• TASK:
Each entry below is to be restated word for word, with no pictures carried over.

• TASK INPUTS:
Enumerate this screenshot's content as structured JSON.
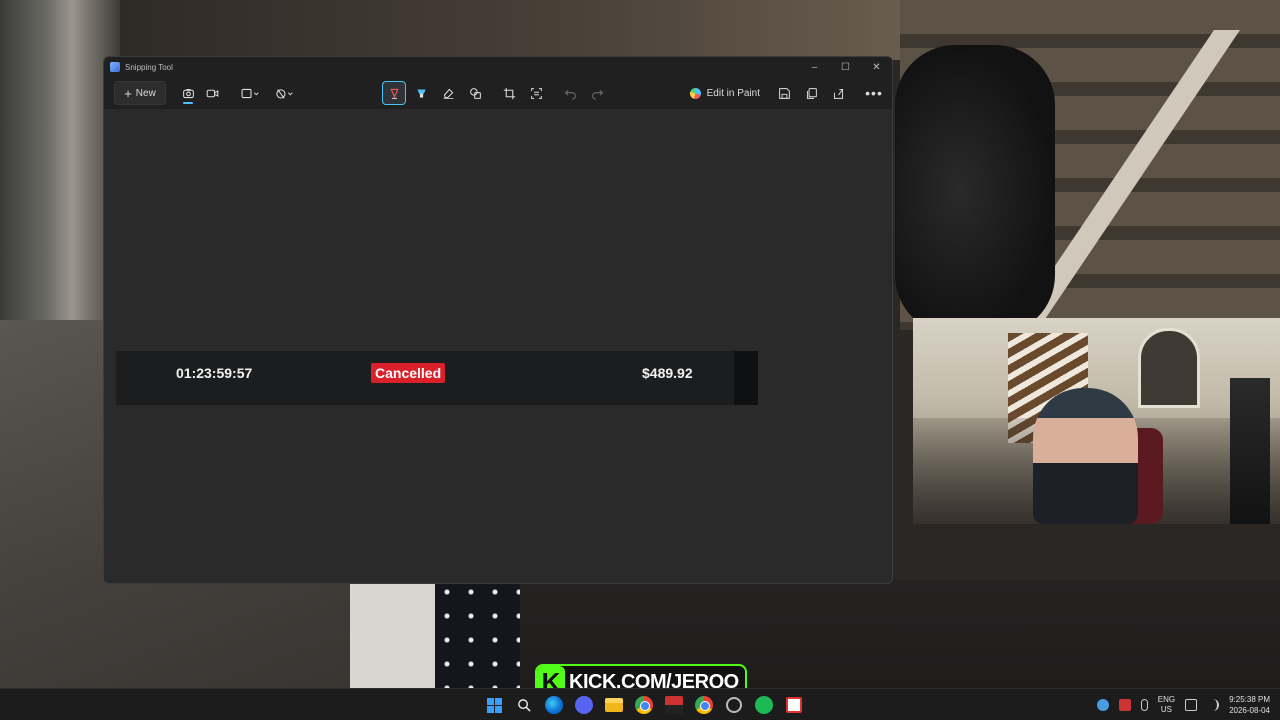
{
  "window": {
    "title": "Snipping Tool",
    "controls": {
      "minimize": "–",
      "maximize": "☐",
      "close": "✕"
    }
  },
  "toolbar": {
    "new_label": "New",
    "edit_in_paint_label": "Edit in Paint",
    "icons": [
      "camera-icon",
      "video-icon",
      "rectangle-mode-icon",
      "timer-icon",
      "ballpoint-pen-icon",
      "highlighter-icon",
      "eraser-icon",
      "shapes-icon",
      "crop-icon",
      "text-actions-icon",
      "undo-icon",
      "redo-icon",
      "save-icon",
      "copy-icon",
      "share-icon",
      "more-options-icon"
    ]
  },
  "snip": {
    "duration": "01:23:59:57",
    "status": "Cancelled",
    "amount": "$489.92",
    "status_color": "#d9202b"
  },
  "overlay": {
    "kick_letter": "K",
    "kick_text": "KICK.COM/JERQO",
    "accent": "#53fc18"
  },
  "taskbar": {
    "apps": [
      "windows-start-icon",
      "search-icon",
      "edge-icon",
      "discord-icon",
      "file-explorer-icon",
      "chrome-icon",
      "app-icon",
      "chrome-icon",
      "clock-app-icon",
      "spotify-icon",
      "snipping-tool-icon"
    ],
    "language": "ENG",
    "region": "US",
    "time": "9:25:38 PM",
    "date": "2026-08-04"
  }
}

• YOUR SOLUTION:
Enumerate this screenshot's content as structured JSON.
{
  "window": {
    "title": "Snipping Tool",
    "controls": {
      "minimize": "–",
      "maximize": "☐",
      "close": "✕"
    }
  },
  "toolbar": {
    "new_label": "New",
    "edit_in_paint_label": "Edit in Paint",
    "icons": [
      "camera-icon",
      "video-icon",
      "rectangle-mode-icon",
      "timer-icon",
      "ballpoint-pen-icon",
      "highlighter-icon",
      "eraser-icon",
      "shapes-icon",
      "crop-icon",
      "text-actions-icon",
      "undo-icon",
      "redo-icon",
      "save-icon",
      "copy-icon",
      "share-icon",
      "more-options-icon"
    ]
  },
  "snip": {
    "duration": "01:23:59:57",
    "status": "Cancelled",
    "amount": "$489.92",
    "status_color": "#d9202b"
  },
  "overlay": {
    "kick_letter": "K",
    "kick_text": "KICK.COM/JERQO",
    "accent": "#53fc18"
  },
  "taskbar": {
    "apps": [
      "windows-start-icon",
      "search-icon",
      "edge-icon",
      "discord-icon",
      "file-explorer-icon",
      "chrome-icon",
      "app-icon",
      "chrome-icon",
      "clock-app-icon",
      "spotify-icon",
      "snipping-tool-icon"
    ],
    "language": "ENG",
    "region": "US",
    "time": "9:25:38 PM",
    "date": "2026-08-04"
  }
}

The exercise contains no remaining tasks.